I really like this paper of John Hyman's. Go read it.
Welcome back. After hemming and hawing for a while, I've come around to the idea that you can't act for the reason that p unless you know p. Previously, I had argued that various sorts of Gettier cases caused trouble for the idea. I know think that I'm wrong. I don't want to dwell on that.
Hyman offers an account of knowledge according to which it's a species of ability, not belief. Knowledge is the ability to do things, or refrain from doing things, or believe, or want, or doubt things, for reasons that are facts (441). While this strikes me as entirely correct, a weaker claim would do for my purposes. Let's suppose knowing p entails having the ability to X for the reason that p.
In previous work, I've grappled with some of Fantl and McGrath's suggestions about justification and reasons. Their view is that to justifiably believe p, one must have the right to treat p as if it's a reason. It wasn't always clear to my mind whether they thought that to justifiably believe p, p must be a reason that you can treat as such. In places they seemed to like this idea. In others, it wasn't clear.
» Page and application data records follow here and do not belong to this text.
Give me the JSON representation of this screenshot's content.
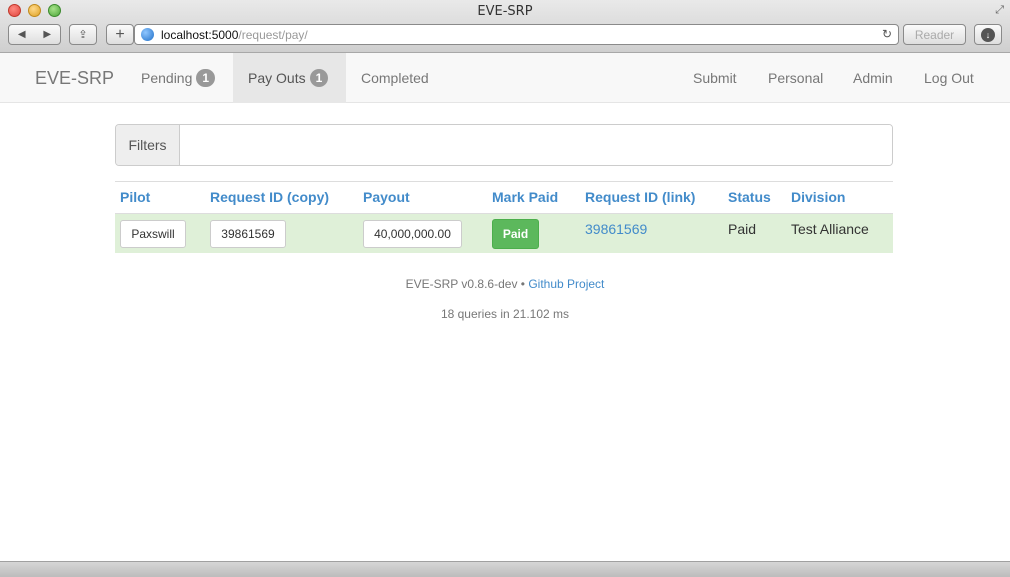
{
  "window": {
    "title": "EVE-SRP",
    "url_host": "localhost:5000",
    "url_path": "/request/pay/",
    "reader_label": "Reader"
  },
  "navbar": {
    "brand": "EVE-SRP",
    "pending_label": "Pending",
    "pending_count": "1",
    "payouts_label": "Pay Outs",
    "payouts_count": "1",
    "completed_label": "Completed",
    "submit_label": "Submit",
    "personal_label": "Personal",
    "admin_label": "Admin",
    "logout_label": "Log Out"
  },
  "filters": {
    "label": "Filters",
    "value": ""
  },
  "table": {
    "headers": {
      "pilot": "Pilot",
      "request_copy": "Request ID (copy)",
      "payout": "Payout",
      "mark_paid": "Mark Paid",
      "request_link": "Request ID (link)",
      "status": "Status",
      "division": "Division"
    },
    "rows": [
      {
        "pilot": "Paxswill",
        "request_id": "39861569",
        "payout": "40,000,000.00",
        "mark_paid": "Paid",
        "request_link": "39861569",
        "status": "Paid",
        "division": "Test Alliance"
      }
    ]
  },
  "footer": {
    "version": "EVE-SRP v0.8.6-dev",
    "separator": "•",
    "github_label": "Github Project",
    "queries": "18 queries in 21.102 ms"
  },
  "colors": {
    "link": "#428bca",
    "row_success": "#dff0d8",
    "paid_button": "#5cb85c",
    "badge": "#999999"
  }
}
As far as I can tell, their current view is that motivating reasons can consist of falsehoods, so they might endorse both the authority idea and the ability idea:
Authority: To justifiably believe p, one must have justification to treat p as if it's a reason.
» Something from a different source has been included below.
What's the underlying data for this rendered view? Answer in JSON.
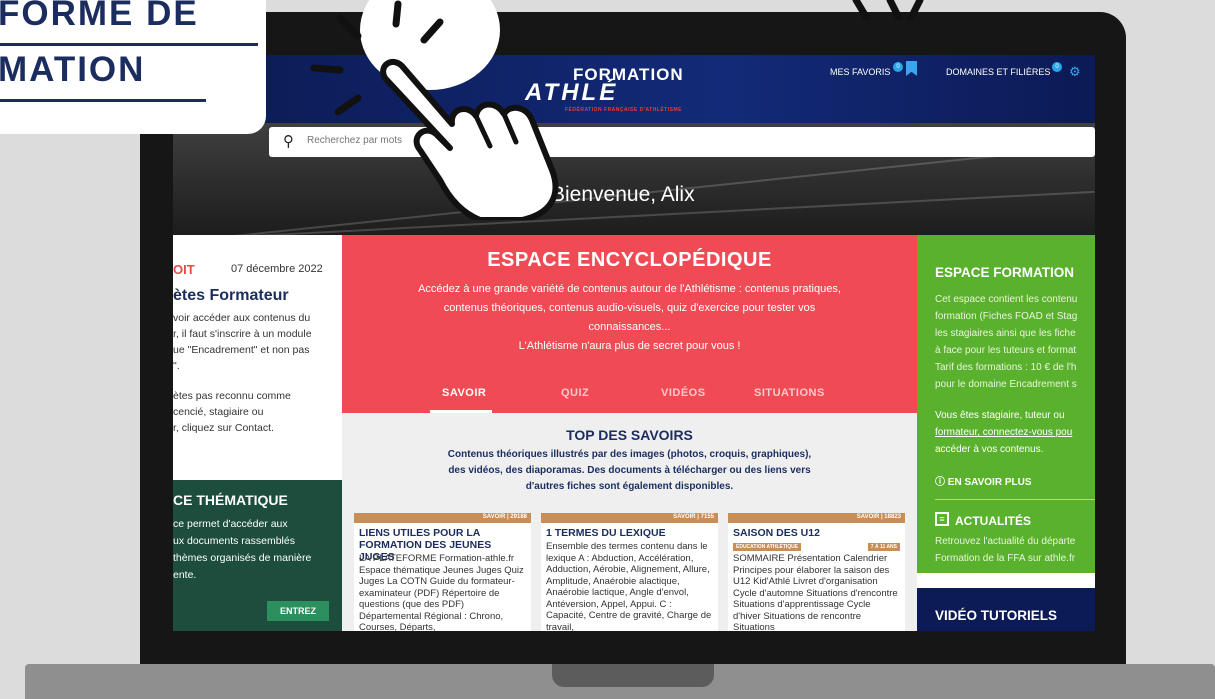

Ability: To justifiably believe p, one must have the ability to treat p as a reason for X-ing (for some appropriate X).
It's also clear, I think, that if they were convinced that to X for the reason that p, p has to be true, they'd drop Ability and retain Authority. Now, I think splitting these two up is a rather strange idea. If we want to understand the point of belief, surely the point of belief is to provide one with reasons that one can then reason from and treat as reasons. If any belief doesn't do that, it seems to violate the fundamental norm of belief. Norm violations can be excused, but they don't count as justified when there's no further norm that would require the belief.
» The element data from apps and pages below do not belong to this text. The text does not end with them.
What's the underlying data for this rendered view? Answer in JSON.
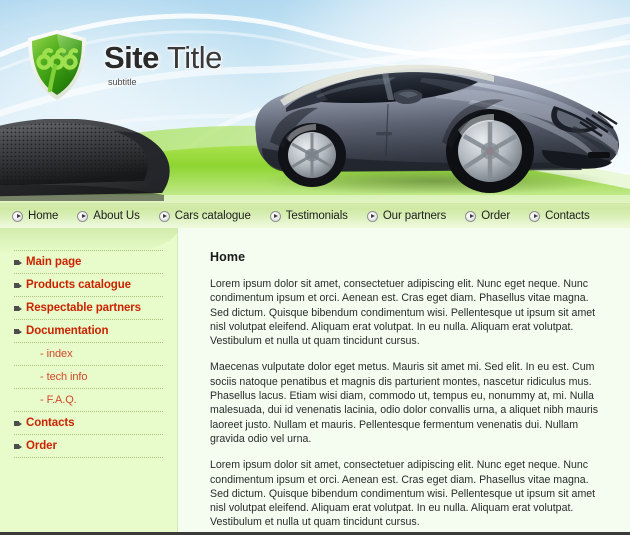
{
  "brand": {
    "title_bold": "Site",
    "title_thin": "Title",
    "subtitle": "subtitle",
    "logo_icon": "green-shield-logo-icon",
    "accent_green": "#7ec220",
    "shield_dark": "#2f7a10"
  },
  "header": {
    "banner_image": "silver-concept-car-photo",
    "mesh_object": "dark-perforated-mesh-object",
    "sky_color": "#bfe0f2",
    "grass_color": "#8ed43a"
  },
  "nav": {
    "items": [
      {
        "label": "Home",
        "icon": "arrow-bullet-icon"
      },
      {
        "label": "About Us",
        "icon": "arrow-bullet-icon"
      },
      {
        "label": "Cars catalogue",
        "icon": "arrow-bullet-icon"
      },
      {
        "label": "Testimonials",
        "icon": "arrow-bullet-icon"
      },
      {
        "label": "Our partners",
        "icon": "arrow-bullet-icon"
      },
      {
        "label": "Order",
        "icon": "arrow-bullet-icon"
      },
      {
        "label": "Contacts",
        "icon": "arrow-bullet-icon"
      }
    ]
  },
  "sidebar": {
    "bg_color": "#e7fcca",
    "link_color": "#cc2200",
    "items": [
      {
        "label": "Main page",
        "sub": false
      },
      {
        "label": "Products catalogue",
        "sub": false
      },
      {
        "label": "Respectable partners",
        "sub": false
      },
      {
        "label": "Documentation",
        "sub": false
      },
      {
        "label": "index",
        "sub": true,
        "dash": "-"
      },
      {
        "label": "tech info",
        "sub": true,
        "dash": "-"
      },
      {
        "label": "F.A.Q.",
        "sub": true,
        "dash": "-"
      },
      {
        "label": "Contacts",
        "sub": false
      },
      {
        "label": "Order",
        "sub": false
      }
    ]
  },
  "main": {
    "title": "Home",
    "paragraphs": [
      "Lorem ipsum dolor sit amet, consectetuer adipiscing elit. Nunc eget neque. Nunc condimentum ipsum et orci. Aenean est. Cras eget diam. Phasellus vitae magna. Sed dictum. Quisque bibendum condimentum wisi. Pellentesque ut ipsum sit amet nisl volutpat eleifend. Aliquam erat volutpat. In eu nulla. Aliquam erat volutpat. Vestibulum et nulla ut quam tincidunt cursus.",
      "Maecenas vulputate dolor eget metus. Mauris sit amet mi. Sed elit. In eu est. Cum sociis natoque penatibus et magnis dis parturient montes, nascetur ridiculus mus. Phasellus lacus. Etiam wisi diam, commodo ut, tempus eu, nonummy at, mi. Nulla malesuada, dui id venenatis lacinia, odio dolor convallis urna, a aliquet nibh mauris laoreet justo. Nullam et mauris. Pellentesque fermentum venenatis dui. Nullam gravida odio vel urna.",
      "Lorem ipsum dolor sit amet, consectetuer adipiscing elit. Nunc eget neque. Nunc condimentum ipsum et orci. Aenean est. Cras eget diam. Phasellus vitae magna. Sed dictum. Quisque bibendum condimentum wisi. Pellentesque ut ipsum sit amet nisl volutpat eleifend. Aliquam erat volutpat. In eu nulla. Aliquam erat volutpat. Vestibulum et nulla ut quam tincidunt cursus."
    ]
  }
}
That's a big picture sort of argument. I don't expect it to persuade anyone unless I add in lots and lots of detail that I won't repeat here. Instead, let me offer an alternative line of argument. On standard accounts of doxastic justification, doxastic justification is propositional justification plus proper basing. To justifiably believe p, one must have a justification to believe p and that has to be the reason for which one believes. With this much in place, we can easily establish this much: to justifiably believe p, there must be something known that serves as the basis for one's belief.
In some cases, it's clear that there's no further reason apart from the fact believed that's eligible as a basis for belief. If so, the distinction between justification and knowledge should collapse. What about the other cases? It will be interesting to see if the argument can generalise. (I think it can, but doing so will wait for later. It just repeats some arguments connecting the factivity of evidence to the factivity of justification discussed in the book.) Anyway, surely this is controversial enough. There are only a handful of people who think that to justifiably believe with non-inferential justification one must know.
I'd be curious to know whether there's any principled reason for pulling apart assessments of authority from assessments of ability. I think people think that justification is a normative concept, knowledge might be a concept that's tied to abilities, and assume that there's a kind of independence here. Maybe there's no good reason to think that. Maybe claims about abilities have some bearing on claims about normative authority.